**Problem description**
What you return must be the full data, repeated verbatim, with no pictures in it.

**Entries from a dataset of interfaces**
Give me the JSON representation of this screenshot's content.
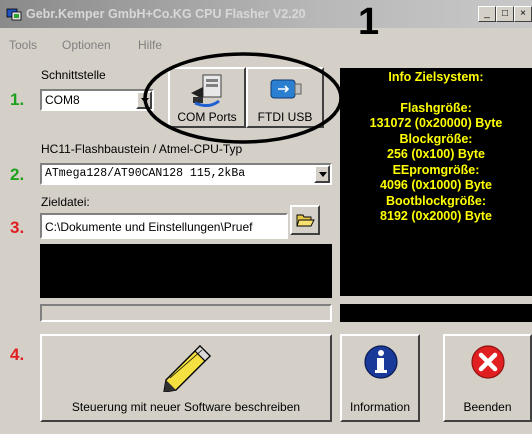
{
  "window": {
    "title": "Gebr.Kemper GmbH+Co.KG CPU Flasher V2.20",
    "controls": [
      "_",
      "□",
      "×"
    ]
  },
  "menu": [
    "Tools",
    "Optionen",
    "Hilfe"
  ],
  "annotation_top": "1",
  "steps": [
    "1.",
    "2.",
    "3.",
    "4."
  ],
  "port": {
    "label": "Schnittstelle",
    "value": "COM8"
  },
  "buttons": {
    "com_ports": "COM Ports",
    "ftdi_usb": "FTDI USB",
    "program": "Steuerung mit neuer Software beschreiben",
    "information": "Information",
    "exit": "Beenden"
  },
  "chip": {
    "label": "HC11-Flashbaustein / Atmel-CPU-Typ",
    "value": "ATmega128/AT90CAN128 115,2kBa"
  },
  "target": {
    "label": "Zieldatei:",
    "value": "C:\\Dokumente und Einstellungen\\Pruef"
  },
  "info_panel": {
    "lines": [
      "Info Zielsystem:",
      "",
      "Flashgröße:",
      "131072 (0x20000) Byte",
      "Blockgröße:",
      "256 (0x100) Byte",
      "EEpromgröße:",
      "4096 (0x1000) Byte",
      "Bootblockgröße:",
      "8192 (0x2000) Byte"
    ]
  },
  "colors": {
    "step_1": "#1ea21e",
    "step_2": "#1ea21e",
    "step_3": "#e02020",
    "step_4": "#e02020",
    "info_text": "#ffff00",
    "info_bg": "#000000"
  },
  "icons": [
    "app-icon",
    "computer-port-icon",
    "usb-stick-icon",
    "folder-open-icon",
    "pencil-icon",
    "info-icon",
    "close-x-icon"
  ]
}
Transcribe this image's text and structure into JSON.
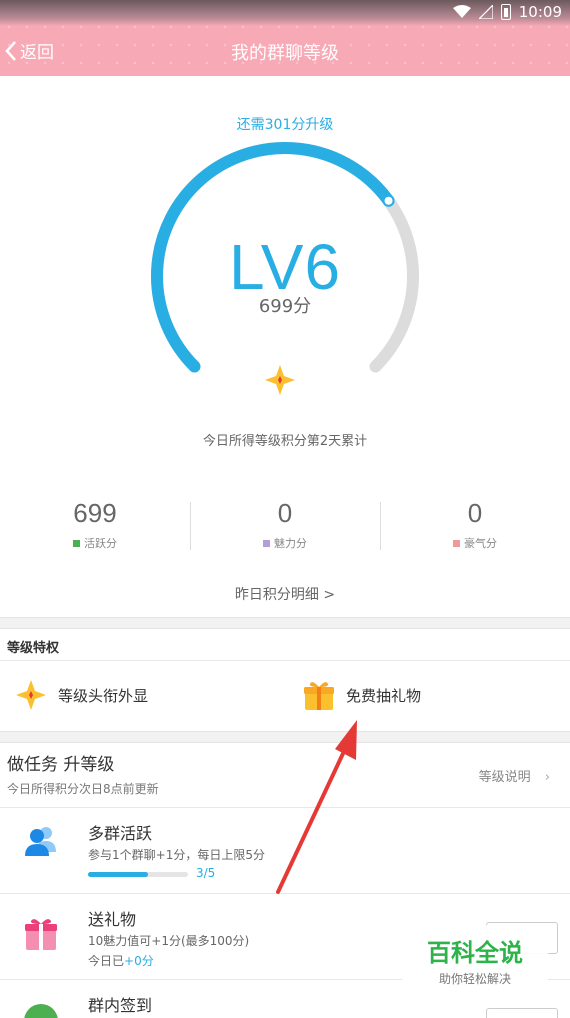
{
  "status": {
    "time": "10:09"
  },
  "header": {
    "back_label": "返回",
    "title": "我的群聊等级"
  },
  "gauge": {
    "hint": "还需301分升级",
    "level": "LV6",
    "points": "699分",
    "progress_fraction": 0.7,
    "accum_note": "今日所得等级积分第2天累计"
  },
  "stats": [
    {
      "value": "699",
      "label": "活跃分",
      "color": "#4caf50"
    },
    {
      "value": "0",
      "label": "魅力分",
      "color": "#b39ddb"
    },
    {
      "value": "0",
      "label": "豪气分",
      "color": "#ef9a9a"
    }
  ],
  "yesterday_link": "昨日积分明细 >",
  "privileges": {
    "title": "等级特权",
    "items": [
      {
        "label": "等级头衔外显",
        "icon": "star-icon"
      },
      {
        "label": "免费抽礼物",
        "icon": "gift-icon"
      }
    ]
  },
  "tasks": {
    "title": "做任务 升等级",
    "subtitle": "今日所得积分次日8点前更新",
    "rule_link": "等级说明",
    "items": [
      {
        "name": "多群活跃",
        "desc": "参与1个群聊+1分，每日上限5分",
        "progress": "3/5",
        "progress_fraction": 0.6
      },
      {
        "name": "送礼物",
        "desc": "10魅力值可+1分(最多100分)",
        "today_prefix": "今日已",
        "today_value": "+0分"
      },
      {
        "name": "群内签到"
      }
    ]
  },
  "watermark": {
    "title": "百科全说",
    "subtitle": "助你轻松解决"
  }
}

**Exercise answer**
Give me the JSON representation of this screenshot's content.
{
  "window": {
    "title": "Gebr.Kemper GmbH+Co.KG CPU Flasher V2.20",
    "controls": [
      "_",
      "□",
      "×"
    ]
  },
  "menu": [
    "Tools",
    "Optionen",
    "Hilfe"
  ],
  "annotation_top": "1",
  "steps": [
    "1.",
    "2.",
    "3.",
    "4."
  ],
  "port": {
    "label": "Schnittstelle",
    "value": "COM8"
  },
  "buttons": {
    "com_ports": "COM Ports",
    "ftdi_usb": "FTDI USB",
    "program": "Steuerung mit neuer Software beschreiben",
    "information": "Information",
    "exit": "Beenden"
  },
  "chip": {
    "label": "HC11-Flashbaustein / Atmel-CPU-Typ",
    "value": "ATmega128/AT90CAN128 115,2kBa"
  },
  "target": {
    "label": "Zieldatei:",
    "value": "C:\\Dokumente und Einstellungen\\Pruef"
  },
  "info_panel": {
    "lines": [
      "Info Zielsystem:",
      "",
      "Flashgröße:",
      "131072 (0x20000) Byte",
      "Blockgröße:",
      "256 (0x100) Byte",
      "EEpromgröße:",
      "4096 (0x1000) Byte",
      "Bootblockgröße:",
      "8192 (0x2000) Byte"
    ]
  },
  "colors": {
    "step_1": "#1ea21e",
    "step_2": "#1ea21e",
    "step_3": "#e02020",
    "step_4": "#e02020",
    "info_text": "#ffff00",
    "info_bg": "#000000"
  },
  "icons": [
    "app-icon",
    "computer-port-icon",
    "usb-stick-icon",
    "folder-open-icon",
    "pencil-icon",
    "info-icon",
    "close-x-icon"
  ]
}
Transcribe this image's text and structure into JSON.
{
  "status": {
    "time": "10:09"
  },
  "header": {
    "back_label": "返回",
    "title": "我的群聊等级"
  },
  "gauge": {
    "hint": "还需301分升级",
    "level": "LV6",
    "points": "699分",
    "progress_fraction": 0.7,
    "accum_note": "今日所得等级积分第2天累计"
  },
  "stats": [
    {
      "value": "699",
      "label": "活跃分",
      "color": "#4caf50"
    },
    {
      "value": "0",
      "label": "魅力分",
      "color": "#b39ddb"
    },
    {
      "value": "0",
      "label": "豪气分",
      "color": "#ef9a9a"
    }
  ],
  "yesterday_link": "昨日积分明细 >",
  "privileges": {
    "title": "等级特权",
    "items": [
      {
        "label": "等级头衔外显",
        "icon": "star-icon"
      },
      {
        "label": "免费抽礼物",
        "icon": "gift-icon"
      }
    ]
  },
  "tasks": {
    "title": "做任务 升等级",
    "subtitle": "今日所得积分次日8点前更新",
    "rule_link": "等级说明",
    "items": [
      {
        "name": "多群活跃",
        "desc": "参与1个群聊+1分，每日上限5分",
        "progress": "3/5",
        "progress_fraction": 0.6
      },
      {
        "name": "送礼物",
        "desc": "10魅力值可+1分(最多100分)",
        "today_prefix": "今日已",
        "today_value": "+0分"
      },
      {
        "name": "群内签到"
      }
    ]
  },
  "watermark": {
    "title": "百科全说",
    "subtitle": "助你轻松解决"
  }
}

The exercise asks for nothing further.